Web page and app entries:
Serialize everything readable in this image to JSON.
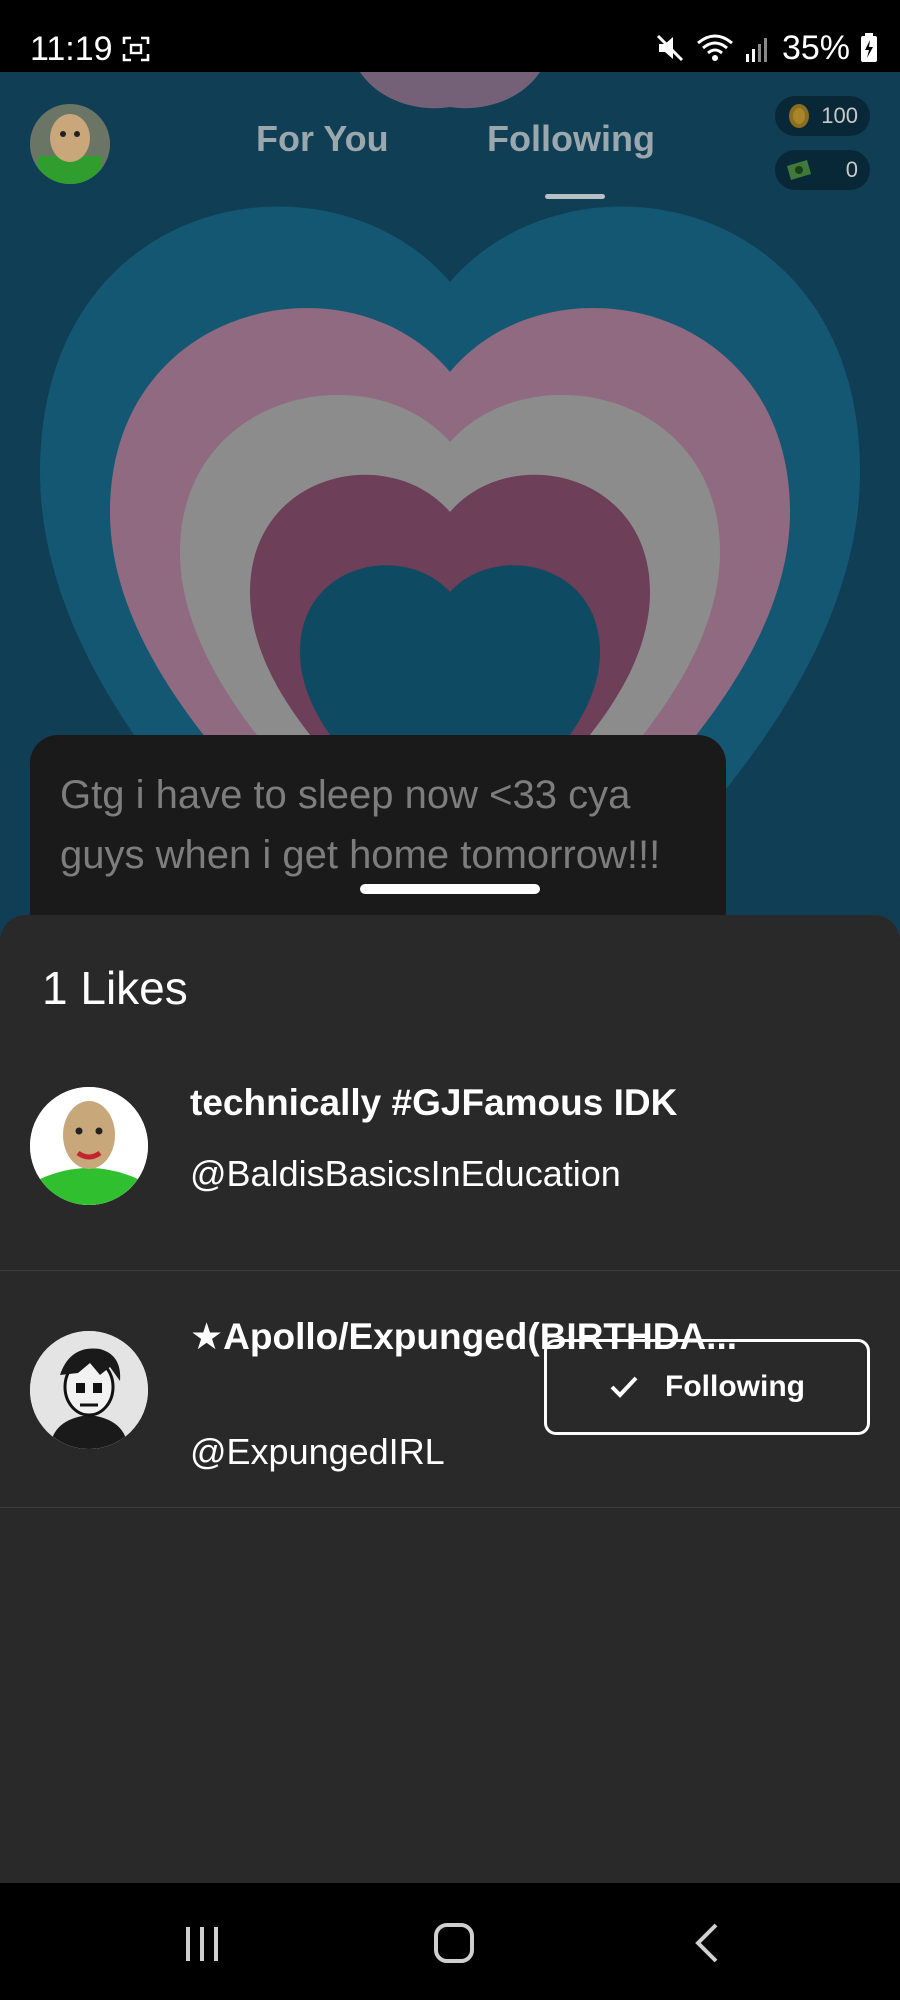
{
  "status_bar": {
    "time": "11:19",
    "battery": "35%"
  },
  "header": {
    "tabs": [
      "For You",
      "Following"
    ],
    "active_tab": "Following",
    "coins": "100",
    "cash": "0"
  },
  "post": {
    "caption": "Gtg i have to sleep now <33 cya guys when i get home tomorrow!!!"
  },
  "likes_sheet": {
    "title": "1 Likes",
    "users": [
      {
        "display_name": "technically #GJFamous IDK",
        "handle": "@BaldisBasicsInEducation"
      },
      {
        "display_name": "★Apollo/Expunged(BIRTHDA...",
        "handle": "@ExpungedIRL",
        "follow_label": "Following"
      }
    ]
  },
  "colors": {
    "sheet_bg": "#292929",
    "feed_blue": "#0f3e55",
    "feed_pink": "#a06a86",
    "feed_gray": "#8a8a8a"
  }
}
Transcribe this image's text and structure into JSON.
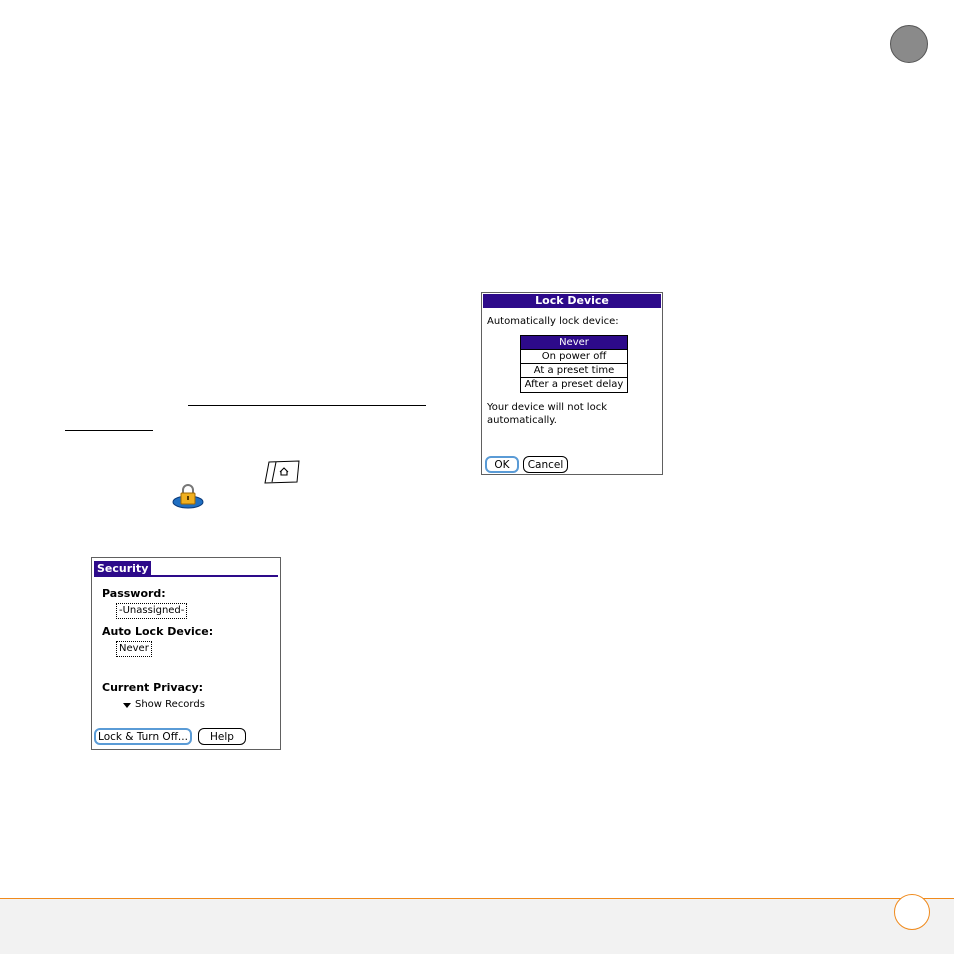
{
  "security_screen": {
    "title": "Security",
    "password_label": "Password:",
    "password_value": "-Unassigned-",
    "auto_lock_label": "Auto Lock Device:",
    "auto_lock_value": "Never",
    "privacy_label": "Current Privacy:",
    "privacy_value": "Show Records",
    "lock_button": "Lock & Turn Off...",
    "help_button": "Help"
  },
  "lock_device_screen": {
    "title": "Lock Device",
    "prompt": "Automatically lock device:",
    "options": [
      "Never",
      "On power off",
      "At a preset time",
      "After a preset delay"
    ],
    "selected_option": "Never",
    "description": "Your device will not lock automatically.",
    "ok_button": "OK",
    "cancel_button": "Cancel"
  },
  "colors": {
    "palm_title_bar": "#2d0a8a",
    "footer_accent": "#f08a1c",
    "chapter_tab": "#8a8a8a"
  },
  "icons": [
    "home-key-icon",
    "security-lock-icon",
    "dropdown-triangle-icon"
  ]
}
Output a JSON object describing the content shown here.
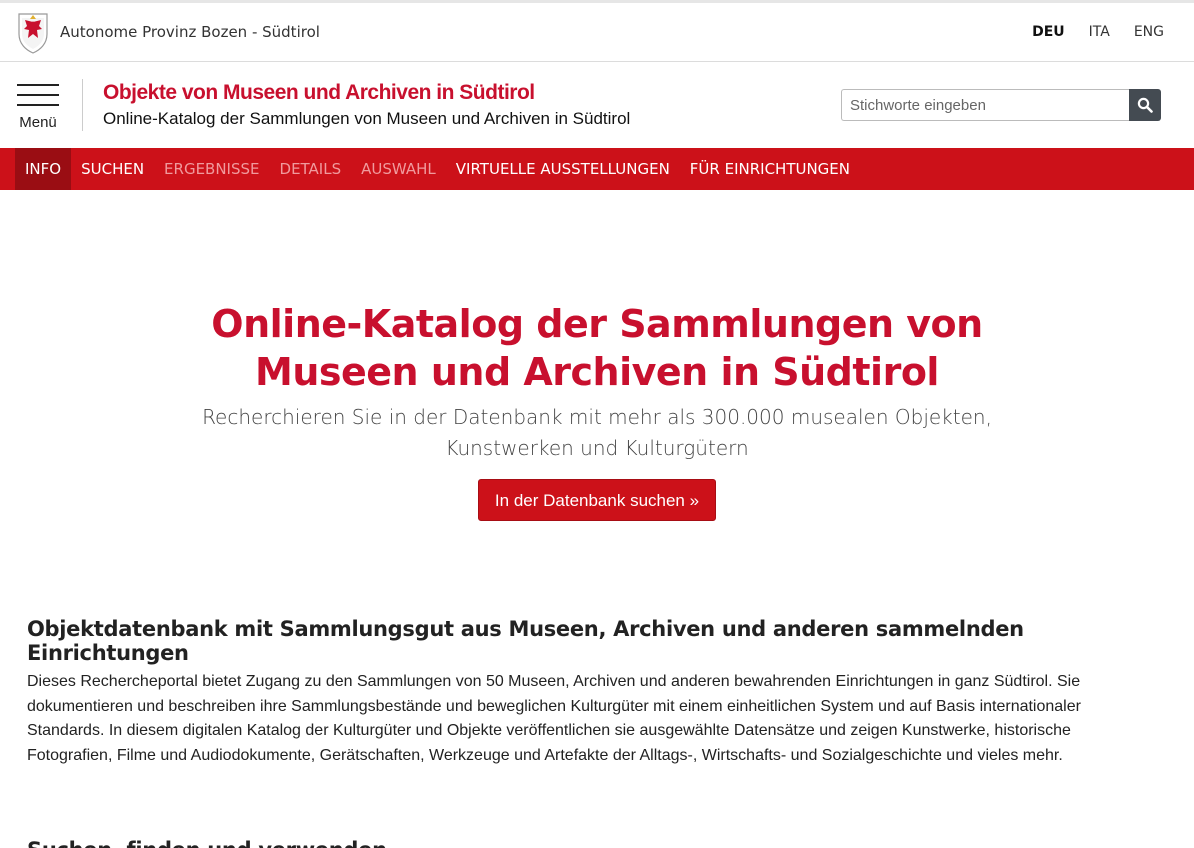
{
  "topbar": {
    "province": "Autonome Provinz Bozen - Südtirol",
    "languages": [
      {
        "label": "DEU",
        "active": true
      },
      {
        "label": "ITA",
        "active": false
      },
      {
        "label": "ENG",
        "active": false
      }
    ]
  },
  "header": {
    "menu_label": "Menü",
    "title": "Objekte von Museen und Archiven in Südtirol",
    "subtitle": "Online-Katalog der Sammlungen von Museen und Archiven in Südtirol",
    "search_placeholder": "Stichworte eingeben"
  },
  "nav": {
    "items": [
      {
        "label": "INFO",
        "state": "active"
      },
      {
        "label": "SUCHEN",
        "state": "normal"
      },
      {
        "label": "ERGEBNISSE",
        "state": "disabled"
      },
      {
        "label": "DETAILS",
        "state": "disabled"
      },
      {
        "label": "AUSWAHL",
        "state": "disabled"
      },
      {
        "label": "VIRTUELLE AUSSTELLUNGEN",
        "state": "normal"
      },
      {
        "label": "FÜR EINRICHTUNGEN",
        "state": "normal"
      }
    ]
  },
  "hero": {
    "title": "Online-Katalog der Sammlungen von Museen und Archiven in Südtirol",
    "text": "Recherchieren Sie in der Datenbank mit mehr als 300.000 musealen Objekten, Kunstwerken und Kulturgütern",
    "button": "In der Datenbank suchen »"
  },
  "sections": [
    {
      "heading": "Objektdatenbank mit Sammlungsgut aus Museen, Archiven und anderen sammelnden Einrichtungen",
      "body": "Dieses Rechercheportal bietet Zugang zu den Sammlungen von 50 Museen, Archiven und anderen bewahrenden Einrichtungen in ganz Südtirol. Sie dokumentieren und beschreiben ihre Sammlungsbestände und beweglichen Kulturgüter mit einem einheitlichen System und auf Basis internationaler Standards. In diesem digitalen Katalog der Kulturgüter und Objekte veröffentlichen sie ausgewählte Datensätze und zeigen Kunstwerke, historische Fotografien, Filme und Audiodokumente, Gerätschaften, Werkzeuge und Artefakte der Alltags-, Wirtschafts- und Sozialgeschichte und vieles mehr."
    },
    {
      "heading": "Suchen, finden und verwenden",
      "body": ""
    }
  ],
  "colors": {
    "brand": "#cc1119",
    "nav_active": "#9a0d13",
    "nav_disabled": "#f09a9d"
  }
}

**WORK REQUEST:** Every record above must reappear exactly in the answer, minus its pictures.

**SOLUTION TO THE EXERCISE:**
Serialize everything readable in this image to JSON.
{
  "status_bar": {
    "time": "11:19",
    "battery": "35%"
  },
  "header": {
    "tabs": [
      "For You",
      "Following"
    ],
    "active_tab": "Following",
    "coins": "100",
    "cash": "0"
  },
  "post": {
    "caption": "Gtg i have to sleep now <33 cya guys when i get home tomorrow!!!"
  },
  "likes_sheet": {
    "title": "1 Likes",
    "users": [
      {
        "display_name": "technically #GJFamous IDK",
        "handle": "@BaldisBasicsInEducation"
      },
      {
        "display_name": "★Apollo/Expunged(BIRTHDA...",
        "handle": "@ExpungedIRL",
        "follow_label": "Following"
      }
    ]
  },
  "colors": {
    "sheet_bg": "#292929",
    "feed_blue": "#0f3e55",
    "feed_pink": "#a06a86",
    "feed_gray": "#8a8a8a"
  }
}
Transcribe this image's text and structure into JSON.
{
  "security_screen": {
    "title": "Security",
    "password_label": "Password:",
    "password_value": "-Unassigned-",
    "auto_lock_label": "Auto Lock Device:",
    "auto_lock_value": "Never",
    "privacy_label": "Current Privacy:",
    "privacy_value": "Show Records",
    "lock_button": "Lock & Turn Off...",
    "help_button": "Help"
  },
  "lock_device_screen": {
    "title": "Lock Device",
    "prompt": "Automatically lock device:",
    "options": [
      "Never",
      "On power off",
      "At a preset time",
      "After a preset delay"
    ],
    "selected_option": "Never",
    "description": "Your device will not lock automatically.",
    "ok_button": "OK",
    "cancel_button": "Cancel"
  },
  "colors": {
    "palm_title_bar": "#2d0a8a",
    "footer_accent": "#f08a1c",
    "chapter_tab": "#8a8a8a"
  },
  "icons": [
    "home-key-icon",
    "security-lock-icon",
    "dropdown-triangle-icon"
  ]
}
Output a JSON object describing the content shown here.
{
  "topbar": {
    "province": "Autonome Provinz Bozen - Südtirol",
    "languages": [
      {
        "label": "DEU",
        "active": true
      },
      {
        "label": "ITA",
        "active": false
      },
      {
        "label": "ENG",
        "active": false
      }
    ]
  },
  "header": {
    "menu_label": "Menü",
    "title": "Objekte von Museen und Archiven in Südtirol",
    "subtitle": "Online-Katalog der Sammlungen von Museen und Archiven in Südtirol",
    "search_placeholder": "Stichworte eingeben"
  },
  "nav": {
    "items": [
      {
        "label": "INFO",
        "state": "active"
      },
      {
        "label": "SUCHEN",
        "state": "normal"
      },
      {
        "label": "ERGEBNISSE",
        "state": "disabled"
      },
      {
        "label": "DETAILS",
        "state": "disabled"
      },
      {
        "label": "AUSWAHL",
        "state": "disabled"
      },
      {
        "label": "VIRTUELLE AUSSTELLUNGEN",
        "state": "normal"
      },
      {
        "label": "FÜR EINRICHTUNGEN",
        "state": "normal"
      }
    ]
  },
  "hero": {
    "title": "Online-Katalog der Sammlungen von Museen und Archiven in Südtirol",
    "text": "Recherchieren Sie in der Datenbank mit mehr als 300.000 musealen Objekten, Kunstwerken und Kulturgütern",
    "button": "In der Datenbank suchen »"
  },
  "sections": [
    {
      "heading": "Objektdatenbank mit Sammlungsgut aus Museen, Archiven und anderen sammelnden Einrichtungen",
      "body": "Dieses Rechercheportal bietet Zugang zu den Sammlungen von 50 Museen, Archiven und anderen bewahrenden Einrichtungen in ganz Südtirol. Sie dokumentieren und beschreiben ihre Sammlungsbestände und beweglichen Kulturgüter mit einem einheitlichen System und auf Basis internationaler Standards. In diesem digitalen Katalog der Kulturgüter und Objekte veröffentlichen sie ausgewählte Datensätze und zeigen Kunstwerke, historische Fotografien, Filme und Audiodokumente, Gerätschaften, Werkzeuge und Artefakte der Alltags-, Wirtschafts- und Sozialgeschichte und vieles mehr."
    },
    {
      "heading": "Suchen, finden und verwenden",
      "body": ""
    }
  ],
  "colors": {
    "brand": "#cc1119",
    "nav_active": "#9a0d13",
    "nav_disabled": "#f09a9d"
  }
}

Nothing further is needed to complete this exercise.